_What you need to do_
The full data, repeated exactly, is the only answer needed.

Items listed in a dataset:
**********
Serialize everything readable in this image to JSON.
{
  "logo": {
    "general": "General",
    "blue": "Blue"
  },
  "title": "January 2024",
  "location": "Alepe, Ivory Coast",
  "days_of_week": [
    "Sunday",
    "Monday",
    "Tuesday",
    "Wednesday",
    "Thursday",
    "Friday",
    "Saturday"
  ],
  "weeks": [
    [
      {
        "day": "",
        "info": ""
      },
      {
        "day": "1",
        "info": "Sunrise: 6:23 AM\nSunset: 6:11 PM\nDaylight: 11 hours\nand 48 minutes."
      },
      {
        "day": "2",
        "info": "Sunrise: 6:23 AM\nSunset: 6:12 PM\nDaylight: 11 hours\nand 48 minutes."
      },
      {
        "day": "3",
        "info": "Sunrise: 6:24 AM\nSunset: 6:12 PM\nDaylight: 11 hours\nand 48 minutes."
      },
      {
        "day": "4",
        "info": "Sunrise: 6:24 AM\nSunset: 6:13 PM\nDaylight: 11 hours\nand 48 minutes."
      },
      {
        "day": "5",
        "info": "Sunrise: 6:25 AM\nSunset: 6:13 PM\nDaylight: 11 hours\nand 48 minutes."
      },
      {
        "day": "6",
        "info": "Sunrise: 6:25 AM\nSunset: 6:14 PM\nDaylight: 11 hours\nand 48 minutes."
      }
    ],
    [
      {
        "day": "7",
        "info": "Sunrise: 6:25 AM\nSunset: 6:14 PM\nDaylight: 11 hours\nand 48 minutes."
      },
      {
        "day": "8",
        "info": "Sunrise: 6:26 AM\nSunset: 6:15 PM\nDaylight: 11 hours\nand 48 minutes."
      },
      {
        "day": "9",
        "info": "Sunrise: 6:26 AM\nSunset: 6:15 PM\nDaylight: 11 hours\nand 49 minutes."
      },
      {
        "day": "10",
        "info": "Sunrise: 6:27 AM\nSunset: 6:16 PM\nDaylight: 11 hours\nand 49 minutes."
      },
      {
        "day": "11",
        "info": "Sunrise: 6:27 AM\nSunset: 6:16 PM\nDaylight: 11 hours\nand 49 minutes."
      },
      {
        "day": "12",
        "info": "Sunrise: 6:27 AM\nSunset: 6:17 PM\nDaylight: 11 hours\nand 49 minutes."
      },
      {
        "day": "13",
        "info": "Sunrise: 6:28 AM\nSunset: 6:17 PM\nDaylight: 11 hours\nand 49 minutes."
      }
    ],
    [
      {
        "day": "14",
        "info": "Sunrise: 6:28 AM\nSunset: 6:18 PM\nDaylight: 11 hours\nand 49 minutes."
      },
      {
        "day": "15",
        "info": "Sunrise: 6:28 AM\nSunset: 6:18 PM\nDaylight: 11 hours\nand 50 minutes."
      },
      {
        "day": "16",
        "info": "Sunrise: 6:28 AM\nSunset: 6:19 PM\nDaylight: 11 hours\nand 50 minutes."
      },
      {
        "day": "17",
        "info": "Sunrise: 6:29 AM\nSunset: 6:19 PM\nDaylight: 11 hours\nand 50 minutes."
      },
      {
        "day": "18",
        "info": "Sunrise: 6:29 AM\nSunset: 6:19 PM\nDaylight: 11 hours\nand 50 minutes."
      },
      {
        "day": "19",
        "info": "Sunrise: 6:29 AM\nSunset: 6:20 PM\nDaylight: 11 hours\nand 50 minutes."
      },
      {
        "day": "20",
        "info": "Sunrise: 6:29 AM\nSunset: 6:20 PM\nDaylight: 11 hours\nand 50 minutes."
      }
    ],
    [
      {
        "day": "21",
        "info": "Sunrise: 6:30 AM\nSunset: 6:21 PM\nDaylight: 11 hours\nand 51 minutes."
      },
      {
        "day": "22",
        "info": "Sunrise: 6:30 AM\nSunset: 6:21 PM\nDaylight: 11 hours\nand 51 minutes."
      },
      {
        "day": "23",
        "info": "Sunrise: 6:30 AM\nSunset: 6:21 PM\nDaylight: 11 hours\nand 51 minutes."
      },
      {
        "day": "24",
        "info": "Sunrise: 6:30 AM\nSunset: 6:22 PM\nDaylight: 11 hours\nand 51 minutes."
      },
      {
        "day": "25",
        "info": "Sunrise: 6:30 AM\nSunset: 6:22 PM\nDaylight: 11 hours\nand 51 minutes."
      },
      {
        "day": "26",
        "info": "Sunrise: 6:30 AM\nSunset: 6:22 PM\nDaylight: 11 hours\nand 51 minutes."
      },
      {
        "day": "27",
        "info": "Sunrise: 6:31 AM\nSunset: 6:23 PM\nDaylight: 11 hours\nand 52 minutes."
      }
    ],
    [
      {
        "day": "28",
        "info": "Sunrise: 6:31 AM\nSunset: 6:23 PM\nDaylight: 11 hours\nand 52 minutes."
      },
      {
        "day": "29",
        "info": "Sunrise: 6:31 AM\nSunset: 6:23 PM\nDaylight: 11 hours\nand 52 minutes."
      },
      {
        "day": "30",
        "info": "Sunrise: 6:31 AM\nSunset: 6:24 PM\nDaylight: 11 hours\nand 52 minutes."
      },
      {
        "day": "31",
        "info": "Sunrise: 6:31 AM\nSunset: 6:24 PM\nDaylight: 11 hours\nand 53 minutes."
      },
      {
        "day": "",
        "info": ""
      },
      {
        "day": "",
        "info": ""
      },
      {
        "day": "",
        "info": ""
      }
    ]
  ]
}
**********
_Result for this task_
Serialize everything readable in this image to JSON.
{
  "logo": {
    "general": "General",
    "blue": "Blue"
  },
  "title": "January 2024",
  "location": "Alepe, Ivory Coast",
  "days_of_week": [
    "Sunday",
    "Monday",
    "Tuesday",
    "Wednesday",
    "Thursday",
    "Friday",
    "Saturday"
  ],
  "weeks": [
    [
      {
        "day": "",
        "info": ""
      },
      {
        "day": "1",
        "info": "Sunrise: 6:23 AM\nSunset: 6:11 PM\nDaylight: 11 hours\nand 48 minutes."
      },
      {
        "day": "2",
        "info": "Sunrise: 6:23 AM\nSunset: 6:12 PM\nDaylight: 11 hours\nand 48 minutes."
      },
      {
        "day": "3",
        "info": "Sunrise: 6:24 AM\nSunset: 6:12 PM\nDaylight: 11 hours\nand 48 minutes."
      },
      {
        "day": "4",
        "info": "Sunrise: 6:24 AM\nSunset: 6:13 PM\nDaylight: 11 hours\nand 48 minutes."
      },
      {
        "day": "5",
        "info": "Sunrise: 6:25 AM\nSunset: 6:13 PM\nDaylight: 11 hours\nand 48 minutes."
      },
      {
        "day": "6",
        "info": "Sunrise: 6:25 AM\nSunset: 6:14 PM\nDaylight: 11 hours\nand 48 minutes."
      }
    ],
    [
      {
        "day": "7",
        "info": "Sunrise: 6:25 AM\nSunset: 6:14 PM\nDaylight: 11 hours\nand 48 minutes."
      },
      {
        "day": "8",
        "info": "Sunrise: 6:26 AM\nSunset: 6:15 PM\nDaylight: 11 hours\nand 48 minutes."
      },
      {
        "day": "9",
        "info": "Sunrise: 6:26 AM\nSunset: 6:15 PM\nDaylight: 11 hours\nand 49 minutes."
      },
      {
        "day": "10",
        "info": "Sunrise: 6:27 AM\nSunset: 6:16 PM\nDaylight: 11 hours\nand 49 minutes."
      },
      {
        "day": "11",
        "info": "Sunrise: 6:27 AM\nSunset: 6:16 PM\nDaylight: 11 hours\nand 49 minutes."
      },
      {
        "day": "12",
        "info": "Sunrise: 6:27 AM\nSunset: 6:17 PM\nDaylight: 11 hours\nand 49 minutes."
      },
      {
        "day": "13",
        "info": "Sunrise: 6:28 AM\nSunset: 6:17 PM\nDaylight: 11 hours\nand 49 minutes."
      }
    ],
    [
      {
        "day": "14",
        "info": "Sunrise: 6:28 AM\nSunset: 6:18 PM\nDaylight: 11 hours\nand 49 minutes."
      },
      {
        "day": "15",
        "info": "Sunrise: 6:28 AM\nSunset: 6:18 PM\nDaylight: 11 hours\nand 50 minutes."
      },
      {
        "day": "16",
        "info": "Sunrise: 6:28 AM\nSunset: 6:19 PM\nDaylight: 11 hours\nand 50 minutes."
      },
      {
        "day": "17",
        "info": "Sunrise: 6:29 AM\nSunset: 6:19 PM\nDaylight: 11 hours\nand 50 minutes."
      },
      {
        "day": "18",
        "info": "Sunrise: 6:29 AM\nSunset: 6:19 PM\nDaylight: 11 hours\nand 50 minutes."
      },
      {
        "day": "19",
        "info": "Sunrise: 6:29 AM\nSunset: 6:20 PM\nDaylight: 11 hours\nand 50 minutes."
      },
      {
        "day": "20",
        "info": "Sunrise: 6:29 AM\nSunset: 6:20 PM\nDaylight: 11 hours\nand 50 minutes."
      }
    ],
    [
      {
        "day": "21",
        "info": "Sunrise: 6:30 AM\nSunset: 6:21 PM\nDaylight: 11 hours\nand 51 minutes."
      },
      {
        "day": "22",
        "info": "Sunrise: 6:30 AM\nSunset: 6:21 PM\nDaylight: 11 hours\nand 51 minutes."
      },
      {
        "day": "23",
        "info": "Sunrise: 6:30 AM\nSunset: 6:21 PM\nDaylight: 11 hours\nand 51 minutes."
      },
      {
        "day": "24",
        "info": "Sunrise: 6:30 AM\nSunset: 6:22 PM\nDaylight: 11 hours\nand 51 minutes."
      },
      {
        "day": "25",
        "info": "Sunrise: 6:30 AM\nSunset: 6:22 PM\nDaylight: 11 hours\nand 51 minutes."
      },
      {
        "day": "26",
        "info": "Sunrise: 6:30 AM\nSunset: 6:22 PM\nDaylight: 11 hours\nand 51 minutes."
      },
      {
        "day": "27",
        "info": "Sunrise: 6:31 AM\nSunset: 6:23 PM\nDaylight: 11 hours\nand 52 minutes."
      }
    ],
    [
      {
        "day": "28",
        "info": "Sunrise: 6:31 AM\nSunset: 6:23 PM\nDaylight: 11 hours\nand 52 minutes."
      },
      {
        "day": "29",
        "info": "Sunrise: 6:31 AM\nSunset: 6:23 PM\nDaylight: 11 hours\nand 52 minutes."
      },
      {
        "day": "30",
        "info": "Sunrise: 6:31 AM\nSunset: 6:24 PM\nDaylight: 11 hours\nand 52 minutes."
      },
      {
        "day": "31",
        "info": "Sunrise: 6:31 AM\nSunset: 6:24 PM\nDaylight: 11 hours\nand 53 minutes."
      },
      {
        "day": "",
        "info": ""
      },
      {
        "day": "",
        "info": ""
      },
      {
        "day": "",
        "info": ""
      }
    ]
  ]
}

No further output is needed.